The continuing welfare impasse shows that peace will survive the suspension of the Assembly

On the surface at least, few outside the place are noticing. The public seem to be ignoring it, as if in a dream. Civil society stays generally schtum, like jobsworths in the old Soviet society. The parties are crying for attention. Gerry Adams has been polishing up his narrative of entitlement

“By slashing hundreds of millions of pounds from the finances of the North’s Executive, the British government has attacked the ability of the political institutions to deliver for citizens.”

Mr Adams added that over many decades, successive British governments invested “limitless financial resources to pursue a military agenda” in Northern Ireland.

“They now need to bring a similar commitment to building the peace. A new approach is required from the British government – one based on investment, which would allow the political institutions to grow and develop the economy for the benefit of all our citizens.”

A fundamental question of our time is this. How special is Northern Ireland, sixteen years after the GFA? It took time for the DUP to realise that the era of Downing St sofa government was over. Sinn Fein still try to play the White House card which Arlene Foster contemptuously dismisses.

Brian Feeney in the Irish News has a different narrative which swipes in both directions.

Nothing substantial has been done since Peter Robinson reneged on his agreement for a Reconciliation Centre at the Maze in August 2013.

It’s pretty clear Robinson could not push through the provisions in the Stormont House Agreement on victims, the past and parades against his dissidents. He failed in 2010 and there’s no sign anything has improved.

( Sinn Féin) have lost direction. They’ve forgotten their raison d’etre in the north. Flying to Washington about welfare funding is piddling stuff. No one in the party is articulating how to advance their fundamental aim, Irish unity. Instead there is monthly waffle about reconciliation and ‘uncomfortable conversations’ to which not a single unionist politician responds or ever will.

The old tactics are looking past their sell-by date. Even “the fundamental aim” is looking jaded. The public are less and less responsive when the familiar buttons are pressed.  Peace has exponentially reduced Sinn Fein’s leverage. The DUP never possessed the same clout in loyalist communities . With the aim of uniting unionism looking more distant than ever, the DUP remain vulnerable to challenge in the loyalist streets.
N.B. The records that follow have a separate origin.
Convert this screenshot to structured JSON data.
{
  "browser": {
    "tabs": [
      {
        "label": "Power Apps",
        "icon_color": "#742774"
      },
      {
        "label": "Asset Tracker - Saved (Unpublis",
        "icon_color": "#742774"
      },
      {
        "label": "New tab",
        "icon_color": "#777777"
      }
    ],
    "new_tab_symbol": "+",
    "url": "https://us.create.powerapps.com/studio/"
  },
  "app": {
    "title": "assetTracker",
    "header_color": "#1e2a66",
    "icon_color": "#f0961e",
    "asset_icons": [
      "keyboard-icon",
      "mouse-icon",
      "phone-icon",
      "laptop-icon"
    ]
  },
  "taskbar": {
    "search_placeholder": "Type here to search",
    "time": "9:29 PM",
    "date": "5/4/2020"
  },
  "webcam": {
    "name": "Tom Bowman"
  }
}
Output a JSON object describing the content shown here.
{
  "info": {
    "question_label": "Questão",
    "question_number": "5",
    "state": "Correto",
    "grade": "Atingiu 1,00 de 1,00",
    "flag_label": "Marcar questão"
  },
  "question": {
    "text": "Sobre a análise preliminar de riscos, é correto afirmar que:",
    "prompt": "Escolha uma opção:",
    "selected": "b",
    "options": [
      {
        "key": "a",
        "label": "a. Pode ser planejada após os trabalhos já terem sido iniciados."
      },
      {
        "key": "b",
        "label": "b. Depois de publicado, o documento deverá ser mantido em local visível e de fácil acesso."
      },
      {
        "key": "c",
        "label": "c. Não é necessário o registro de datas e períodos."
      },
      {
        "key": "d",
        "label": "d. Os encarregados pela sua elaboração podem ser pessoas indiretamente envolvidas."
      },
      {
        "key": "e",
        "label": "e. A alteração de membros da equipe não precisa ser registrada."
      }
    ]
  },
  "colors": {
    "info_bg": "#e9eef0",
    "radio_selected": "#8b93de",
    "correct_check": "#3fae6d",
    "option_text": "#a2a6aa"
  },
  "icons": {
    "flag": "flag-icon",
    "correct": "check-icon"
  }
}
Peace gave them all the chance of re-ordering the priorities away from the politics of symbolism to substance. So far they’ve largely blown it. So how special is Northern Ireland now? It is easy and entirely fair to dismiss Adams’ case as special pleading. But there are real issues of poverty and welfare that are not addressed by the UK government’s narrative of economic progress. Cameron is sticking to the line that  the Troubles legacy was specifically acknowledged by the £2 billion package of the Stormont House Agreement which Sinn Fein endorsed and then denounced. This was not the move of a party in control of its strategy, It was another example of the economic illiteracy of a political class with too little to say beyond the politics of identity.

The impasse has echoes of the Greek crisis.  In a month or so we may expect something more than stonewalling from the British government. But not much. If Stormont was to show a little wiling, Westminster should  further ease the terms of the payback for the “fines” for failing to pass a balanced budget.

The Conservative government seem determined to face down the challenge of nationalism in Scotland and Northern  Ireland in the interests of creating a smaller  state and rebalancing the economy.  If it comes to it, they are acting in he belief that Northern Ireland will withstand a suspension of the Assembly and a regrouping  for next May’s elections. The Irish government – and probably Fianna Fail – who have their own not dissimilar  ” austerity” agendas – will  gulp and agree. The parties are no longer fundamental to what is still termed  “the peace process.”

That is not to say that Westminster can afford to nothing but tough it out.  Beyond a conditional promise to devolve corporation tax to a rate  below  the newly lowered UK rate,  they  have yet to explain how rebalancing would quickly  compensate  for Northern  Ireland’s  uniquely high public spending.  Sinn Fein, lacking the competence  to debate on economic terms, prefers to beat the old drum that stood them so well in the early days of  peace. But today is different. They were given no mandate to withdraw from Stormont in such a situation. The public silence is deafening. Sinn Fein are in the unfamiliar position of being  forced to weigh the consequences of united condemnation by the British and Irish establishments and the abdication of responsibility to the people who elected them.

Former BBC journalist and manager in Belfast, Manchester and London, Editor Spolight; Political Editor BBC NI; Current Affairs Commissioning editor BBC Radio 4; Editor Political and Parliamentary Programmes, BBC Westminster; former London Editor Belfast Telegraph. Hon Senior Research Fellow, The Constitution Unit, Univ Coll. London